┌──

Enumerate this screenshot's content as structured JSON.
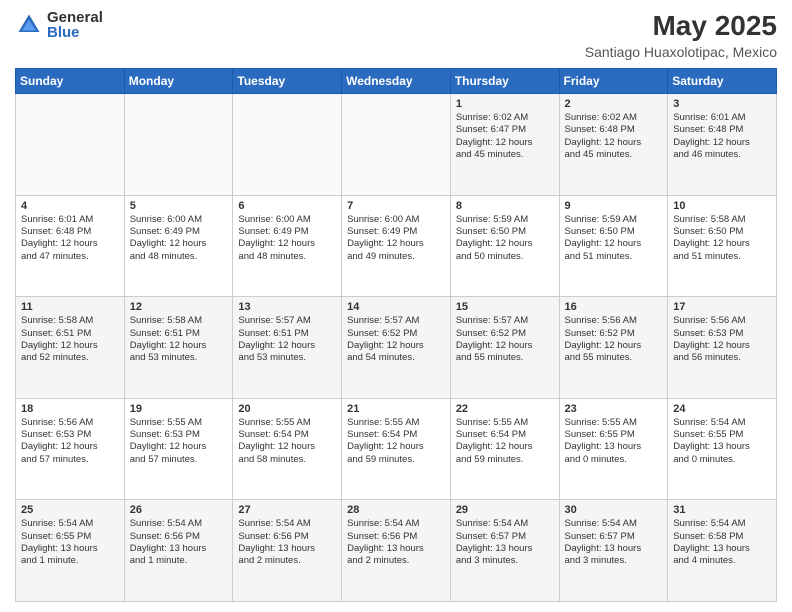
{
  "logo": {
    "general": "General",
    "blue": "Blue"
  },
  "header": {
    "title": "May 2025",
    "subtitle": "Santiago Huaxolotipac, Mexico"
  },
  "days_of_week": [
    "Sunday",
    "Monday",
    "Tuesday",
    "Wednesday",
    "Thursday",
    "Friday",
    "Saturday"
  ],
  "weeks": [
    [
      {
        "day": "",
        "content": ""
      },
      {
        "day": "",
        "content": ""
      },
      {
        "day": "",
        "content": ""
      },
      {
        "day": "",
        "content": ""
      },
      {
        "day": "1",
        "content": "Sunrise: 6:02 AM\nSunset: 6:47 PM\nDaylight: 12 hours\nand 45 minutes."
      },
      {
        "day": "2",
        "content": "Sunrise: 6:02 AM\nSunset: 6:48 PM\nDaylight: 12 hours\nand 45 minutes."
      },
      {
        "day": "3",
        "content": "Sunrise: 6:01 AM\nSunset: 6:48 PM\nDaylight: 12 hours\nand 46 minutes."
      }
    ],
    [
      {
        "day": "4",
        "content": "Sunrise: 6:01 AM\nSunset: 6:48 PM\nDaylight: 12 hours\nand 47 minutes."
      },
      {
        "day": "5",
        "content": "Sunrise: 6:00 AM\nSunset: 6:49 PM\nDaylight: 12 hours\nand 48 minutes."
      },
      {
        "day": "6",
        "content": "Sunrise: 6:00 AM\nSunset: 6:49 PM\nDaylight: 12 hours\nand 48 minutes."
      },
      {
        "day": "7",
        "content": "Sunrise: 6:00 AM\nSunset: 6:49 PM\nDaylight: 12 hours\nand 49 minutes."
      },
      {
        "day": "8",
        "content": "Sunrise: 5:59 AM\nSunset: 6:50 PM\nDaylight: 12 hours\nand 50 minutes."
      },
      {
        "day": "9",
        "content": "Sunrise: 5:59 AM\nSunset: 6:50 PM\nDaylight: 12 hours\nand 51 minutes."
      },
      {
        "day": "10",
        "content": "Sunrise: 5:58 AM\nSunset: 6:50 PM\nDaylight: 12 hours\nand 51 minutes."
      }
    ],
    [
      {
        "day": "11",
        "content": "Sunrise: 5:58 AM\nSunset: 6:51 PM\nDaylight: 12 hours\nand 52 minutes."
      },
      {
        "day": "12",
        "content": "Sunrise: 5:58 AM\nSunset: 6:51 PM\nDaylight: 12 hours\nand 53 minutes."
      },
      {
        "day": "13",
        "content": "Sunrise: 5:57 AM\nSunset: 6:51 PM\nDaylight: 12 hours\nand 53 minutes."
      },
      {
        "day": "14",
        "content": "Sunrise: 5:57 AM\nSunset: 6:52 PM\nDaylight: 12 hours\nand 54 minutes."
      },
      {
        "day": "15",
        "content": "Sunrise: 5:57 AM\nSunset: 6:52 PM\nDaylight: 12 hours\nand 55 minutes."
      },
      {
        "day": "16",
        "content": "Sunrise: 5:56 AM\nSunset: 6:52 PM\nDaylight: 12 hours\nand 55 minutes."
      },
      {
        "day": "17",
        "content": "Sunrise: 5:56 AM\nSunset: 6:53 PM\nDaylight: 12 hours\nand 56 minutes."
      }
    ],
    [
      {
        "day": "18",
        "content": "Sunrise: 5:56 AM\nSunset: 6:53 PM\nDaylight: 12 hours\nand 57 minutes."
      },
      {
        "day": "19",
        "content": "Sunrise: 5:55 AM\nSunset: 6:53 PM\nDaylight: 12 hours\nand 57 minutes."
      },
      {
        "day": "20",
        "content": "Sunrise: 5:55 AM\nSunset: 6:54 PM\nDaylight: 12 hours\nand 58 minutes."
      },
      {
        "day": "21",
        "content": "Sunrise: 5:55 AM\nSunset: 6:54 PM\nDaylight: 12 hours\nand 59 minutes."
      },
      {
        "day": "22",
        "content": "Sunrise: 5:55 AM\nSunset: 6:54 PM\nDaylight: 12 hours\nand 59 minutes."
      },
      {
        "day": "23",
        "content": "Sunrise: 5:55 AM\nSunset: 6:55 PM\nDaylight: 13 hours\nand 0 minutes."
      },
      {
        "day": "24",
        "content": "Sunrise: 5:54 AM\nSunset: 6:55 PM\nDaylight: 13 hours\nand 0 minutes."
      }
    ],
    [
      {
        "day": "25",
        "content": "Sunrise: 5:54 AM\nSunset: 6:55 PM\nDaylight: 13 hours\nand 1 minute."
      },
      {
        "day": "26",
        "content": "Sunrise: 5:54 AM\nSunset: 6:56 PM\nDaylight: 13 hours\nand 1 minute."
      },
      {
        "day": "27",
        "content": "Sunrise: 5:54 AM\nSunset: 6:56 PM\nDaylight: 13 hours\nand 2 minutes."
      },
      {
        "day": "28",
        "content": "Sunrise: 5:54 AM\nSunset: 6:56 PM\nDaylight: 13 hours\nand 2 minutes."
      },
      {
        "day": "29",
        "content": "Sunrise: 5:54 AM\nSunset: 6:57 PM\nDaylight: 13 hours\nand 3 minutes."
      },
      {
        "day": "30",
        "content": "Sunrise: 5:54 AM\nSunset: 6:57 PM\nDaylight: 13 hours\nand 3 minutes."
      },
      {
        "day": "31",
        "content": "Sunrise: 5:54 AM\nSunset: 6:58 PM\nDaylight: 13 hours\nand 4 minutes."
      }
    ]
  ]
}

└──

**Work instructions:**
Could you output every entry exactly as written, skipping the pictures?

**Solved exercise:**
Enumerate this screenshot's content as structured JSON.
{
  "logo": {
    "general": "General",
    "blue": "Blue"
  },
  "header": {
    "title": "May 2025",
    "subtitle": "Santiago Huaxolotipac, Mexico"
  },
  "days_of_week": [
    "Sunday",
    "Monday",
    "Tuesday",
    "Wednesday",
    "Thursday",
    "Friday",
    "Saturday"
  ],
  "weeks": [
    [
      {
        "day": "",
        "content": ""
      },
      {
        "day": "",
        "content": ""
      },
      {
        "day": "",
        "content": ""
      },
      {
        "day": "",
        "content": ""
      },
      {
        "day": "1",
        "content": "Sunrise: 6:02 AM\nSunset: 6:47 PM\nDaylight: 12 hours\nand 45 minutes."
      },
      {
        "day": "2",
        "content": "Sunrise: 6:02 AM\nSunset: 6:48 PM\nDaylight: 12 hours\nand 45 minutes."
      },
      {
        "day": "3",
        "content": "Sunrise: 6:01 AM\nSunset: 6:48 PM\nDaylight: 12 hours\nand 46 minutes."
      }
    ],
    [
      {
        "day": "4",
        "content": "Sunrise: 6:01 AM\nSunset: 6:48 PM\nDaylight: 12 hours\nand 47 minutes."
      },
      {
        "day": "5",
        "content": "Sunrise: 6:00 AM\nSunset: 6:49 PM\nDaylight: 12 hours\nand 48 minutes."
      },
      {
        "day": "6",
        "content": "Sunrise: 6:00 AM\nSunset: 6:49 PM\nDaylight: 12 hours\nand 48 minutes."
      },
      {
        "day": "7",
        "content": "Sunrise: 6:00 AM\nSunset: 6:49 PM\nDaylight: 12 hours\nand 49 minutes."
      },
      {
        "day": "8",
        "content": "Sunrise: 5:59 AM\nSunset: 6:50 PM\nDaylight: 12 hours\nand 50 minutes."
      },
      {
        "day": "9",
        "content": "Sunrise: 5:59 AM\nSunset: 6:50 PM\nDaylight: 12 hours\nand 51 minutes."
      },
      {
        "day": "10",
        "content": "Sunrise: 5:58 AM\nSunset: 6:50 PM\nDaylight: 12 hours\nand 51 minutes."
      }
    ],
    [
      {
        "day": "11",
        "content": "Sunrise: 5:58 AM\nSunset: 6:51 PM\nDaylight: 12 hours\nand 52 minutes."
      },
      {
        "day": "12",
        "content": "Sunrise: 5:58 AM\nSunset: 6:51 PM\nDaylight: 12 hours\nand 53 minutes."
      },
      {
        "day": "13",
        "content": "Sunrise: 5:57 AM\nSunset: 6:51 PM\nDaylight: 12 hours\nand 53 minutes."
      },
      {
        "day": "14",
        "content": "Sunrise: 5:57 AM\nSunset: 6:52 PM\nDaylight: 12 hours\nand 54 minutes."
      },
      {
        "day": "15",
        "content": "Sunrise: 5:57 AM\nSunset: 6:52 PM\nDaylight: 12 hours\nand 55 minutes."
      },
      {
        "day": "16",
        "content": "Sunrise: 5:56 AM\nSunset: 6:52 PM\nDaylight: 12 hours\nand 55 minutes."
      },
      {
        "day": "17",
        "content": "Sunrise: 5:56 AM\nSunset: 6:53 PM\nDaylight: 12 hours\nand 56 minutes."
      }
    ],
    [
      {
        "day": "18",
        "content": "Sunrise: 5:56 AM\nSunset: 6:53 PM\nDaylight: 12 hours\nand 57 minutes."
      },
      {
        "day": "19",
        "content": "Sunrise: 5:55 AM\nSunset: 6:53 PM\nDaylight: 12 hours\nand 57 minutes."
      },
      {
        "day": "20",
        "content": "Sunrise: 5:55 AM\nSunset: 6:54 PM\nDaylight: 12 hours\nand 58 minutes."
      },
      {
        "day": "21",
        "content": "Sunrise: 5:55 AM\nSunset: 6:54 PM\nDaylight: 12 hours\nand 59 minutes."
      },
      {
        "day": "22",
        "content": "Sunrise: 5:55 AM\nSunset: 6:54 PM\nDaylight: 12 hours\nand 59 minutes."
      },
      {
        "day": "23",
        "content": "Sunrise: 5:55 AM\nSunset: 6:55 PM\nDaylight: 13 hours\nand 0 minutes."
      },
      {
        "day": "24",
        "content": "Sunrise: 5:54 AM\nSunset: 6:55 PM\nDaylight: 13 hours\nand 0 minutes."
      }
    ],
    [
      {
        "day": "25",
        "content": "Sunrise: 5:54 AM\nSunset: 6:55 PM\nDaylight: 13 hours\nand 1 minute."
      },
      {
        "day": "26",
        "content": "Sunrise: 5:54 AM\nSunset: 6:56 PM\nDaylight: 13 hours\nand 1 minute."
      },
      {
        "day": "27",
        "content": "Sunrise: 5:54 AM\nSunset: 6:56 PM\nDaylight: 13 hours\nand 2 minutes."
      },
      {
        "day": "28",
        "content": "Sunrise: 5:54 AM\nSunset: 6:56 PM\nDaylight: 13 hours\nand 2 minutes."
      },
      {
        "day": "29",
        "content": "Sunrise: 5:54 AM\nSunset: 6:57 PM\nDaylight: 13 hours\nand 3 minutes."
      },
      {
        "day": "30",
        "content": "Sunrise: 5:54 AM\nSunset: 6:57 PM\nDaylight: 13 hours\nand 3 minutes."
      },
      {
        "day": "31",
        "content": "Sunrise: 5:54 AM\nSunset: 6:58 PM\nDaylight: 13 hours\nand 4 minutes."
      }
    ]
  ]
}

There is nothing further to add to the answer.